Material shown —
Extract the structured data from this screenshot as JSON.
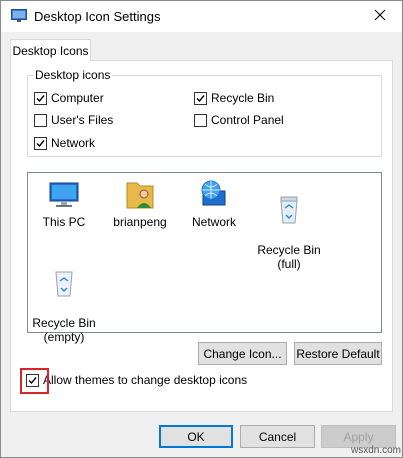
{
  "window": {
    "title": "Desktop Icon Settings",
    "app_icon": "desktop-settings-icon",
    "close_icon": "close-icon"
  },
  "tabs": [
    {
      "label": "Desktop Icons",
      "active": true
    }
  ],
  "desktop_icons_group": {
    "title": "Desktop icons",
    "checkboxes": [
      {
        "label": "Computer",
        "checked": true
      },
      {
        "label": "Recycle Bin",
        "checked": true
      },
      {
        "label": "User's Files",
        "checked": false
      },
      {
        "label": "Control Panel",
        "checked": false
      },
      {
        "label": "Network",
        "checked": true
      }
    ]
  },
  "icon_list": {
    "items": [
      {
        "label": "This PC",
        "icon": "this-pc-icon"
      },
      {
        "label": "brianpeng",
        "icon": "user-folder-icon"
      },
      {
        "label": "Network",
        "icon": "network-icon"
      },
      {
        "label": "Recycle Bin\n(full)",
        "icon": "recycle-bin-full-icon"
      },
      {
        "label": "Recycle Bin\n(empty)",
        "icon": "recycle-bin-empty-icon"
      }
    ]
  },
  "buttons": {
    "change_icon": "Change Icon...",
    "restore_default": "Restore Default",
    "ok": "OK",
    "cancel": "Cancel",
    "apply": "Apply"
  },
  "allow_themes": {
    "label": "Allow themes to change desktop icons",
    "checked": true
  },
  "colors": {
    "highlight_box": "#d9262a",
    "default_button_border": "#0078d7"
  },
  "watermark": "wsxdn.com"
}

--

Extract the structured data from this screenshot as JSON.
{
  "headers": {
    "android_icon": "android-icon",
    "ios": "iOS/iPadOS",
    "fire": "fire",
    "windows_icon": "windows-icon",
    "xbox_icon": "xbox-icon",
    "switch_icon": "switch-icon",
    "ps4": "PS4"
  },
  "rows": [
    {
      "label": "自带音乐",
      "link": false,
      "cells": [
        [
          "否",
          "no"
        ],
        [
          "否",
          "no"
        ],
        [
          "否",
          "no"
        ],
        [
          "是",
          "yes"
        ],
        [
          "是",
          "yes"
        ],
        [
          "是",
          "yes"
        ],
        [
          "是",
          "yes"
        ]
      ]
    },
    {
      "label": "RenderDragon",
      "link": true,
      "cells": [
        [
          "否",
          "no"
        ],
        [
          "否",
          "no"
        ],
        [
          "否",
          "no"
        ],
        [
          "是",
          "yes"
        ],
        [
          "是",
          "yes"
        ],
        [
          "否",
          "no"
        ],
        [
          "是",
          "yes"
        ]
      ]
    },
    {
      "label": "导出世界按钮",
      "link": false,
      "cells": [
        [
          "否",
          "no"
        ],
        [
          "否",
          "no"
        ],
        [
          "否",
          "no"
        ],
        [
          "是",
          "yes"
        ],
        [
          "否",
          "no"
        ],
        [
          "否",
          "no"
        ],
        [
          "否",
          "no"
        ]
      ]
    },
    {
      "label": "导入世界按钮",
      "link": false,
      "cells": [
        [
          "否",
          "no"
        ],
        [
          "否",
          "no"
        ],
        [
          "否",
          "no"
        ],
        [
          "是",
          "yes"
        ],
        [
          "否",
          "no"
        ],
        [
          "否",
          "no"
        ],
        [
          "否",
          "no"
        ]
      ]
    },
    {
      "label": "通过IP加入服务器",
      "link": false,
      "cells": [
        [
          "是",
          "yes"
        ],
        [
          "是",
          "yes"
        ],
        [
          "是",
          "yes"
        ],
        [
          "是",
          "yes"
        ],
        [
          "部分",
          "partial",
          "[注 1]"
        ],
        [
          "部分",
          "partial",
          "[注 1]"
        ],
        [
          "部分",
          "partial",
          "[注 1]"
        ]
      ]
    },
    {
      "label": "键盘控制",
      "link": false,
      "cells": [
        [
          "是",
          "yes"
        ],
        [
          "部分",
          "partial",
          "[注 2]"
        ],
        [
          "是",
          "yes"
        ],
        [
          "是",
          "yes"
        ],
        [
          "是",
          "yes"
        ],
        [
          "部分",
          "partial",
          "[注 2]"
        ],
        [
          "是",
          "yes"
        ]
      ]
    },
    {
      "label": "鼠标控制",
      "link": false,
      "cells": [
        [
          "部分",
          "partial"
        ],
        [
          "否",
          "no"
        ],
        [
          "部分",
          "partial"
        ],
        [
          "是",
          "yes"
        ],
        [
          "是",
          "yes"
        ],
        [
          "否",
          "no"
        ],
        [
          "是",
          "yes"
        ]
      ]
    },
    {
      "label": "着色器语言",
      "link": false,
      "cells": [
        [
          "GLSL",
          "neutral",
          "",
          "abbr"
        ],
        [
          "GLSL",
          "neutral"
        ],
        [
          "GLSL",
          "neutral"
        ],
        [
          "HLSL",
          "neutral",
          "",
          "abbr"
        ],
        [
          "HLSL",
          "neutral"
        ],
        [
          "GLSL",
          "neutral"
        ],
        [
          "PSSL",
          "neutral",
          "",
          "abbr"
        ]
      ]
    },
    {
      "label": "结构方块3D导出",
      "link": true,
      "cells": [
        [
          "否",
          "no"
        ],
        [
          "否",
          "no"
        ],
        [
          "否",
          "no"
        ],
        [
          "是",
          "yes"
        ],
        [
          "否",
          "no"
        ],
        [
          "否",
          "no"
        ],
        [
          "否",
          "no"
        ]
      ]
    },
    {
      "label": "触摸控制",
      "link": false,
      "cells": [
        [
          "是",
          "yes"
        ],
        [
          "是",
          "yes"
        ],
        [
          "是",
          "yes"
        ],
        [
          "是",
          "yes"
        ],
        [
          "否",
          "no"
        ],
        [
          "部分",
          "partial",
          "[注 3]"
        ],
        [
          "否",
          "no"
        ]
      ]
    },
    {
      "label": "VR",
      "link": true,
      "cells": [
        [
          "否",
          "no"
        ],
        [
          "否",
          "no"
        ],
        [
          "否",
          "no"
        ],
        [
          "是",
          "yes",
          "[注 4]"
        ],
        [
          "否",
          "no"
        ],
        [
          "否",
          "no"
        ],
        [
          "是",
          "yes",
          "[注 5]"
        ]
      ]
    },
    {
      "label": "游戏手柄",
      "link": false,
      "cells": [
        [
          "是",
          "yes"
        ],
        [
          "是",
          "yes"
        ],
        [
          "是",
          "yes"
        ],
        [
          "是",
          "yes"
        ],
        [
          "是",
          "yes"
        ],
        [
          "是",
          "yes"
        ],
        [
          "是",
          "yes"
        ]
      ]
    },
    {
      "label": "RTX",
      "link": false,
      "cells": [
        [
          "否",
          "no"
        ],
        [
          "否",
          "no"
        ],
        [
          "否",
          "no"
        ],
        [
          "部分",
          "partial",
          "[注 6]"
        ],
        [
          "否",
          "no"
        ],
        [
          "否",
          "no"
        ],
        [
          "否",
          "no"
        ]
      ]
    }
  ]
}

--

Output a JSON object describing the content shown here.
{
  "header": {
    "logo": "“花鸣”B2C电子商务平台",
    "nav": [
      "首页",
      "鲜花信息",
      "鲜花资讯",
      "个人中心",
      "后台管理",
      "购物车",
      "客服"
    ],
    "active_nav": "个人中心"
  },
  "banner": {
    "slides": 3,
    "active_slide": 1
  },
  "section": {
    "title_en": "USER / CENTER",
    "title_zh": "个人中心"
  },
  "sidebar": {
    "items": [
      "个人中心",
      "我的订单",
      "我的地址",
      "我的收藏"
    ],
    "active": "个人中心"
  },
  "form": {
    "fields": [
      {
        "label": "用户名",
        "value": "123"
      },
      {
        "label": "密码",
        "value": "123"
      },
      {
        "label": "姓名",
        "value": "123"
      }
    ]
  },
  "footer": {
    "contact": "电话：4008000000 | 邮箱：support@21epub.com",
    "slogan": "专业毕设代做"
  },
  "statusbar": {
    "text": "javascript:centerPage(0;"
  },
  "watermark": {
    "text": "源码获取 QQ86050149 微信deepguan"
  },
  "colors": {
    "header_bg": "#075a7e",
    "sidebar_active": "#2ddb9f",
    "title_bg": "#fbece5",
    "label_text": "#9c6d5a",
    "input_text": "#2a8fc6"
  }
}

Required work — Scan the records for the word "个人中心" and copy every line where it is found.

Answer below —
      "个人中心",
    "active_nav": "个人中心"
    "title_zh": "个人中心"
      "个人中心",
    "active": "个人中心"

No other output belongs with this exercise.